WHAT YOU ARE ASKED TO DO:
Write out all of the entries exactly as given.

-*-*-

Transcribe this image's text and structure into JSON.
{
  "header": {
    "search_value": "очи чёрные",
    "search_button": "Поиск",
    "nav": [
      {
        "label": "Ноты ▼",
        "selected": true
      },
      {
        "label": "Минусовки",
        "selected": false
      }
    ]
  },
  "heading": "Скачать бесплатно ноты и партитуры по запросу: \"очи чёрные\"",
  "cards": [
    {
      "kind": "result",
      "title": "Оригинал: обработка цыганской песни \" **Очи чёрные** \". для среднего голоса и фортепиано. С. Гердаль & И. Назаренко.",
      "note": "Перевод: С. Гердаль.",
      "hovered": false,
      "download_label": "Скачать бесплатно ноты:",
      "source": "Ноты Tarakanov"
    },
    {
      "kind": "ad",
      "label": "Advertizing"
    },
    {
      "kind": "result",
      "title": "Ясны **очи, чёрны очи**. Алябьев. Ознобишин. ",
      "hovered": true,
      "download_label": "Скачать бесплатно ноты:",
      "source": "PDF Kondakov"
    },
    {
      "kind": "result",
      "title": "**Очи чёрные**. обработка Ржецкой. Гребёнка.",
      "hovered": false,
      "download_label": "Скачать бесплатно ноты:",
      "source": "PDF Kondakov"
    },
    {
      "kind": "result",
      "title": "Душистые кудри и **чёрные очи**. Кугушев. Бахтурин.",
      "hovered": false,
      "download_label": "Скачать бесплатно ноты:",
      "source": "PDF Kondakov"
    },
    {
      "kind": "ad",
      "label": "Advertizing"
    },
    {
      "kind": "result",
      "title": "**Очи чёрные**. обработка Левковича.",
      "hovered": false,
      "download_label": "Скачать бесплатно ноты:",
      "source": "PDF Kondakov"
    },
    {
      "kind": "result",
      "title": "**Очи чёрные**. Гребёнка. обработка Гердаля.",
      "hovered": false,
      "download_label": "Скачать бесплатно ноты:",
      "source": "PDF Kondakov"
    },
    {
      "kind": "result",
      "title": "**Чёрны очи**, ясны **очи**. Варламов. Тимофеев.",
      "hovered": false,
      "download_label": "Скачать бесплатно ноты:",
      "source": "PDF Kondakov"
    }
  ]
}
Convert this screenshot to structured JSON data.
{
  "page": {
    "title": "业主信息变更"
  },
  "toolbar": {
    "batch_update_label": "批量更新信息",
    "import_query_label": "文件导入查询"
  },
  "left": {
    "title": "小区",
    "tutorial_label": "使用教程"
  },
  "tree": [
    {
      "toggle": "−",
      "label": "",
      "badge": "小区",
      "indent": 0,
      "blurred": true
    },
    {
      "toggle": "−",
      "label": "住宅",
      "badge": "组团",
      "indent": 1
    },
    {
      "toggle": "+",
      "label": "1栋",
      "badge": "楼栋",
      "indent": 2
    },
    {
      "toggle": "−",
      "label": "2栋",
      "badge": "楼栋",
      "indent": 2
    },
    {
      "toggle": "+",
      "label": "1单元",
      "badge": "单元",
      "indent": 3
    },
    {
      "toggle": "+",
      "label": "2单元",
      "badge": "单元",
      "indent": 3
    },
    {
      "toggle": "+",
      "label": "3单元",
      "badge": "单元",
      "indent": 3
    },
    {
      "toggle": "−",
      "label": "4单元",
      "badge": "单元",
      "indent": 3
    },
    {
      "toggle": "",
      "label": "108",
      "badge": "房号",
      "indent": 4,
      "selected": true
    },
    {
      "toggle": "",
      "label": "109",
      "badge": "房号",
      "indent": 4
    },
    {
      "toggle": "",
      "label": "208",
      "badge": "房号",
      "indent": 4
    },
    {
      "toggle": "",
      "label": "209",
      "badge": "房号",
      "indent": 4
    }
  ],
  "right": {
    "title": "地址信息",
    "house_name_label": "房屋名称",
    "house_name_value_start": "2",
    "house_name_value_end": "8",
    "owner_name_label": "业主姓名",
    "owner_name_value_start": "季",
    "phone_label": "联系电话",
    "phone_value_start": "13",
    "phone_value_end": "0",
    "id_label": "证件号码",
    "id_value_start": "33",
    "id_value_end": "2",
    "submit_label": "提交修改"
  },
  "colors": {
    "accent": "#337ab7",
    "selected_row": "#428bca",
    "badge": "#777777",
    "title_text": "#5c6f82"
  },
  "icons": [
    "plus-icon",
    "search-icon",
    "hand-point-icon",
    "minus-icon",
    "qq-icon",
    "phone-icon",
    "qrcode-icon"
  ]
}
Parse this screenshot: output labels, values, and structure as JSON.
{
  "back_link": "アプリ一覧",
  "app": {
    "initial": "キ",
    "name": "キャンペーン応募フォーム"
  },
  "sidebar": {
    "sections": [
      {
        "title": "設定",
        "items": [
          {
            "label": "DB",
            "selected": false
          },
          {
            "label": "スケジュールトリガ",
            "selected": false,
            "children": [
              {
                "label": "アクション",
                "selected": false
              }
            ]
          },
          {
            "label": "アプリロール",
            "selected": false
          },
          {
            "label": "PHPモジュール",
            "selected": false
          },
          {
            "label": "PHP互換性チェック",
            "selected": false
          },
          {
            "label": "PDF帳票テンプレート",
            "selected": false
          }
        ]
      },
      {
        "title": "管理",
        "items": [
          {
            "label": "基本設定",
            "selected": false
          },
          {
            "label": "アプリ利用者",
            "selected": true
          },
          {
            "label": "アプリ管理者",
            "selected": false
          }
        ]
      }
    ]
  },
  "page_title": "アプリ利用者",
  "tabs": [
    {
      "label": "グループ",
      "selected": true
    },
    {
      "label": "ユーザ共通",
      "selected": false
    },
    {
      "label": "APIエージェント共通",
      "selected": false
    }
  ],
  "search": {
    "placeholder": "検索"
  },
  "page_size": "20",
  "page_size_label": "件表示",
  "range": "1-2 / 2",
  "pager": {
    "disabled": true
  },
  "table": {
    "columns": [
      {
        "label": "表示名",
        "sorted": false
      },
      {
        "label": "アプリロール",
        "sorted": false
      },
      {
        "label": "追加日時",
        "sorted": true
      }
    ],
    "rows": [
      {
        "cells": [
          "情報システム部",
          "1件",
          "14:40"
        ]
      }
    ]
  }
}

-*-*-

OUTPUT FOR THIS EXERCISE:
Transcribe this image's text and structure into JSON.
{
  "header": {
    "search_value": "очи чёрные",
    "search_button": "Поиск",
    "nav": [
      {
        "label": "Ноты ▼",
        "selected": true
      },
      {
        "label": "Минусовки",
        "selected": false
      }
    ]
  },
  "heading": "Скачать бесплатно ноты и партитуры по запросу: \"очи чёрные\"",
  "cards": [
    {
      "kind": "result",
      "title": "Оригинал: обработка цыганской песни \" **Очи чёрные** \". для среднего голоса и фортепиано. С. Гердаль & И. Назаренко.",
      "note": "Перевод: С. Гердаль.",
      "hovered": false,
      "download_label": "Скачать бесплатно ноты:",
      "source": "Ноты Tarakanov"
    },
    {
      "kind": "ad",
      "label": "Advertizing"
    },
    {
      "kind": "result",
      "title": "Ясны **очи, чёрны очи**. Алябьев. Ознобишин. ",
      "hovered": true,
      "download_label": "Скачать бесплатно ноты:",
      "source": "PDF Kondakov"
    },
    {
      "kind": "result",
      "title": "**Очи чёрные**. обработка Ржецкой. Гребёнка.",
      "hovered": false,
      "download_label": "Скачать бесплатно ноты:",
      "source": "PDF Kondakov"
    },
    {
      "kind": "result",
      "title": "Душистые кудри и **чёрные очи**. Кугушев. Бахтурин.",
      "hovered": false,
      "download_label": "Скачать бесплатно ноты:",
      "source": "PDF Kondakov"
    },
    {
      "kind": "ad",
      "label": "Advertizing"
    },
    {
      "kind": "result",
      "title": "**Очи чёрные**. обработка Левковича.",
      "hovered": false,
      "download_label": "Скачать бесплатно ноты:",
      "source": "PDF Kondakov"
    },
    {
      "kind": "result",
      "title": "**Очи чёрные**. Гребёнка. обработка Гердаля.",
      "hovered": false,
      "download_label": "Скачать бесплатно ноты:",
      "source": "PDF Kondakov"
    },
    {
      "kind": "result",
      "title": "**Чёрны очи**, ясны **очи**. Варламов. Тимофеев.",
      "hovered": false,
      "download_label": "Скачать бесплатно ноты:",
      "source": "PDF Kondakov"
    }
  ]
}
Convert this screenshot to structured JSON data.
{
  "page": {
    "title": "业主信息变更"
  },
  "toolbar": {
    "batch_update_label": "批量更新信息",
    "import_query_label": "文件导入查询"
  },
  "left": {
    "title": "小区",
    "tutorial_label": "使用教程"
  },
  "tree": [
    {
      "toggle": "−",
      "label": "",
      "badge": "小区",
      "indent": 0,
      "blurred": true
    },
    {
      "toggle": "−",
      "label": "住宅",
      "badge": "组团",
      "indent": 1
    },
    {
      "toggle": "+",
      "label": "1栋",
      "badge": "楼栋",
      "indent": 2
    },
    {
      "toggle": "−",
      "label": "2栋",
      "badge": "楼栋",
      "indent": 2
    },
    {
      "toggle": "+",
      "label": "1单元",
      "badge": "单元",
      "indent": 3
    },
    {
      "toggle": "+",
      "label": "2单元",
      "badge": "单元",
      "indent": 3
    },
    {
      "toggle": "+",
      "label": "3单元",
      "badge": "单元",
      "indent": 3
    },
    {
      "toggle": "−",
      "label": "4单元",
      "badge": "单元",
      "indent": 3
    },
    {
      "toggle": "",
      "label": "108",
      "badge": "房号",
      "indent": 4,
      "selected": true
    },
    {
      "toggle": "",
      "label": "109",
      "badge": "房号",
      "indent": 4
    },
    {
      "toggle": "",
      "label": "208",
      "badge": "房号",
      "indent": 4
    },
    {
      "toggle": "",
      "label": "209",
      "badge": "房号",
      "indent": 4
    }
  ],
  "right": {
    "title": "地址信息",
    "house_name_label": "房屋名称",
    "house_name_value_start": "2",
    "house_name_value_end": "8",
    "owner_name_label": "业主姓名",
    "owner_name_value_start": "季",
    "phone_label": "联系电话",
    "phone_value_start": "13",
    "phone_value_end": "0",
    "id_label": "证件号码",
    "id_value_start": "33",
    "id_value_end": "2",
    "submit_label": "提交修改"
  },
  "colors": {
    "accent": "#337ab7",
    "selected_row": "#428bca",
    "badge": "#777777",
    "title_text": "#5c6f82"
  },
  "icons": [
    "plus-icon",
    "search-icon",
    "hand-point-icon",
    "minus-icon",
    "qq-icon",
    "phone-icon",
    "qrcode-icon"
  ]
}
Parse this screenshot: output labels, values, and structure as JSON.
{
  "back_link": "アプリ一覧",
  "app": {
    "initial": "キ",
    "name": "キャンペーン応募フォーム"
  },
  "sidebar": {
    "sections": [
      {
        "title": "設定",
        "items": [
          {
            "label": "DB",
            "selected": false
          },
          {
            "label": "スケジュールトリガ",
            "selected": false,
            "children": [
              {
                "label": "アクション",
                "selected": false
              }
            ]
          },
          {
            "label": "アプリロール",
            "selected": false
          },
          {
            "label": "PHPモジュール",
            "selected": false
          },
          {
            "label": "PHP互換性チェック",
            "selected": false
          },
          {
            "label": "PDF帳票テンプレート",
            "selected": false
          }
        ]
      },
      {
        "title": "管理",
        "items": [
          {
            "label": "基本設定",
            "selected": false
          },
          {
            "label": "アプリ利用者",
            "selected": true
          },
          {
            "label": "アプリ管理者",
            "selected": false
          }
        ]
      }
    ]
  },
  "page_title": "アプリ利用者",
  "tabs": [
    {
      "label": "グループ",
      "selected": true
    },
    {
      "label": "ユーザ共通",
      "selected": false
    },
    {
      "label": "APIエージェント共通",
      "selected": false
    }
  ],
  "search": {
    "placeholder": "検索"
  },
  "page_size": "20",
  "page_size_label": "件表示",
  "range": "1-2 / 2",
  "pager": {
    "disabled": true
  },
  "table": {
    "columns": [
      {
        "label": "表示名",
        "sorted": false
      },
      {
        "label": "アプリロール",
        "sorted": false
      },
      {
        "label": "追加日時",
        "sorted": true
      }
    ],
    "rows": [
      {
        "cells": [
          "情報システム部",
          "1件",
          "14:40"
        ]
      }
    ]
  }
}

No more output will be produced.